When eventually decided to swing her arms in retaliation, though, it was definitely meant out of anger. Rachael and I immediately looked at each other like “Whoa, who’s this baby?”
This immediately brought up the challenge of finding a balance between discouraging hitting and encouraging Idara to stand up for herself. We’ve settled on telling her to say “no” and walk away. Still, it’s hard to get too upset when we see her standing up for herself.
No, this is not what you think. Idara isn’t potty-trained, nor does she seem to be making much movement in that direction. Instead of focusing on potty-training, Idara has recently started getting out her diaper inserts (imagine a square foot of cloth fabric), taking them to random locations in the house, and then pretending they’re a bed.
She’ll toddle into the bathroom and grab an insert and then take it into her room, lay it out flat on the floor, and then lay down with her head resting on top of it. She’ll stay like this for a few moments and then she’ll go to the bathroom and bring back another one. Then she’ll lat that one down on the floor and put her stuffed animal on top. Repeat for the next few stuffed animals, and then she’ll lay one down and pat it and say “Mama,” and then again for “Papa.”
Before we’re done playing this game there’ll be half a dozen inserts laid out on the floor with Idara, Rachael, me, and all her stuffed animals laying on the floor pretending to take a nap, or something. Idara will sometimes get up and turn off all the lights in the room, too.
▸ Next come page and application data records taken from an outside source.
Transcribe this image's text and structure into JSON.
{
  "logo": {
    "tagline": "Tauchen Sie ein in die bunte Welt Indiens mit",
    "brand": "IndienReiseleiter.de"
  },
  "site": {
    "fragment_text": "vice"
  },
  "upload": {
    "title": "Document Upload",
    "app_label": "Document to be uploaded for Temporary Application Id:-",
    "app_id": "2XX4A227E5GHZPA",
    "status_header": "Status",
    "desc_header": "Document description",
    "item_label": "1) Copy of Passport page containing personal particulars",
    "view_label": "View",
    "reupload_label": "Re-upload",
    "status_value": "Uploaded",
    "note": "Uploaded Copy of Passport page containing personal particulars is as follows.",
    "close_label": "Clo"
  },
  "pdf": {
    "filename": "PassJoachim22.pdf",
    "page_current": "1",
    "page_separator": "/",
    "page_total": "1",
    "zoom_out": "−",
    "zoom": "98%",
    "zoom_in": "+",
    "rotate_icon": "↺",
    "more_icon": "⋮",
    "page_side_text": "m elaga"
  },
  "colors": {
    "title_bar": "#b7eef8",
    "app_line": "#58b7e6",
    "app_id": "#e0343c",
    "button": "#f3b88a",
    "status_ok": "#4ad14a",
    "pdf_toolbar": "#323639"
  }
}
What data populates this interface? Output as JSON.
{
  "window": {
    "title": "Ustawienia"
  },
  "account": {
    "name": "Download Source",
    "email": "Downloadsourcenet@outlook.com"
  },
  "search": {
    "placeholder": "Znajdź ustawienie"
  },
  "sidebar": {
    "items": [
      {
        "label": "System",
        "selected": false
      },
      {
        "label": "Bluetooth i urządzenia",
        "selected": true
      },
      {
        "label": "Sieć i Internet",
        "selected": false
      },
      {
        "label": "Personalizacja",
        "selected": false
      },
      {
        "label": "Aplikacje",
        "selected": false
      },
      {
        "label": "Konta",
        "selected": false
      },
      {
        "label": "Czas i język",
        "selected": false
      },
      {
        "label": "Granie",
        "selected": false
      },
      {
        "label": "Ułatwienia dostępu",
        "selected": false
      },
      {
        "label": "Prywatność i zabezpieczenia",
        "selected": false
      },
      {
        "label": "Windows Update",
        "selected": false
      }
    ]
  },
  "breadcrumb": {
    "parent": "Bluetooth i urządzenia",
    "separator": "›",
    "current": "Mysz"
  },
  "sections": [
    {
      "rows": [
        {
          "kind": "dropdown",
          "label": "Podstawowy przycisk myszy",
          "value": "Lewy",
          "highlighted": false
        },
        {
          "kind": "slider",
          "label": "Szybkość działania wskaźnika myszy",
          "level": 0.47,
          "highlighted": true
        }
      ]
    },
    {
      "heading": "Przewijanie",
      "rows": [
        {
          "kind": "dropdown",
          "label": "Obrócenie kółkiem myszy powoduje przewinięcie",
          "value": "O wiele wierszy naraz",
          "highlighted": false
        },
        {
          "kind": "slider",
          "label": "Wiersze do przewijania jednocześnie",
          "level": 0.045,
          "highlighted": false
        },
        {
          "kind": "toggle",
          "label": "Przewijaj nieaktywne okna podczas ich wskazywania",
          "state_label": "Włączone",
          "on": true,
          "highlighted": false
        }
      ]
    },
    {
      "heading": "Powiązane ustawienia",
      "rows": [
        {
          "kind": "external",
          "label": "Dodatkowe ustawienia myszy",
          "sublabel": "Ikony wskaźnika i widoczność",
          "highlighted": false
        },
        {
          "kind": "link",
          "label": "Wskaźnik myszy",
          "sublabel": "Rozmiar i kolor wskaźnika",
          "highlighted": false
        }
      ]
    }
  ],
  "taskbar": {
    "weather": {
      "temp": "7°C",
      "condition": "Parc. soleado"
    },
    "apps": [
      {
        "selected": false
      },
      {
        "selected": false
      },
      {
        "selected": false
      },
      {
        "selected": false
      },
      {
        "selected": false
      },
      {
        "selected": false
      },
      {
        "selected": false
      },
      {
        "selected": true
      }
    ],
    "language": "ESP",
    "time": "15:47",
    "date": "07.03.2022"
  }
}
The best part is that Idara seems to think that this whole charades hilarious. She can barely contain the giant grin on her face.